* EXERCISE INSTRUCTIONS *
Among these entries, how many lines contain "remaining"? Say the number and nothing else.

BEGIN MATERIAL SHOWN

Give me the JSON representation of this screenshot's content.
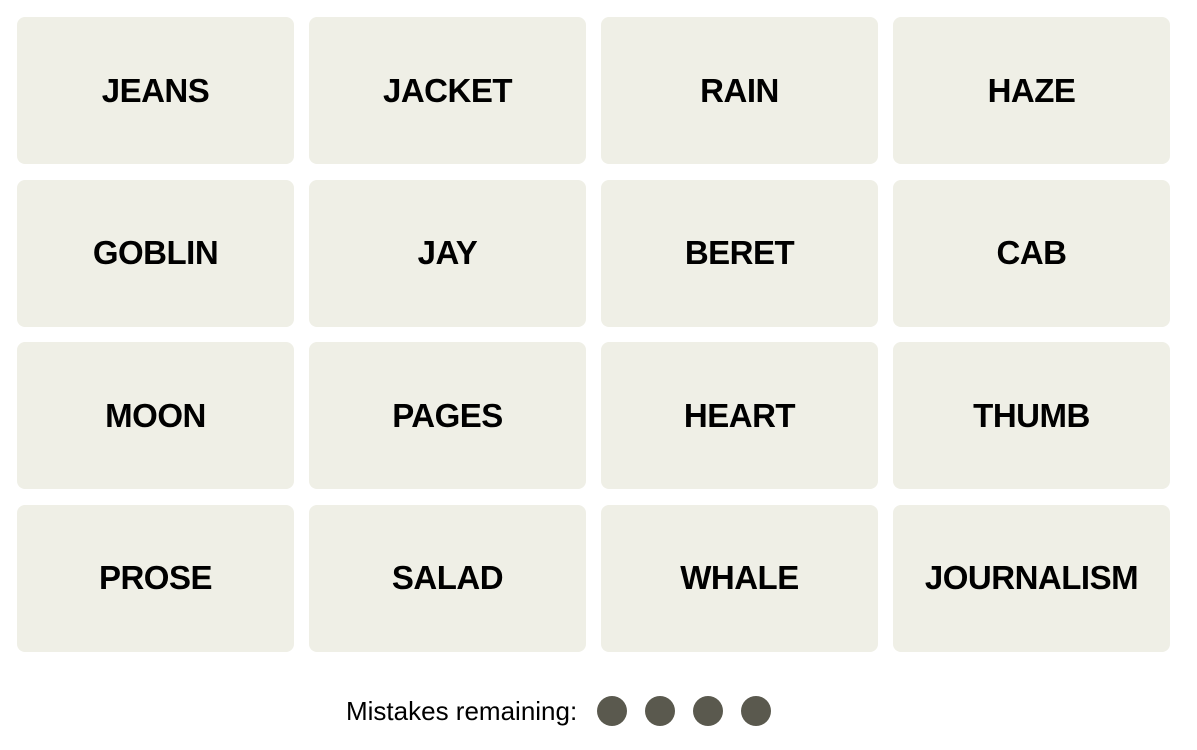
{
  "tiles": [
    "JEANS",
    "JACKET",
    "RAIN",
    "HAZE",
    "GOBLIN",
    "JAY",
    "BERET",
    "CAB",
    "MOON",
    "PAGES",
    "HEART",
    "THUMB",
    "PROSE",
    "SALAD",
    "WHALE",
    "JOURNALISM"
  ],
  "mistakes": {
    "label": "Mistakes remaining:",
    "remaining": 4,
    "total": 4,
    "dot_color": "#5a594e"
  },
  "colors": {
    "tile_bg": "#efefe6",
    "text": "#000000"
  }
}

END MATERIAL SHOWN

* WRITTEN REPLY *
2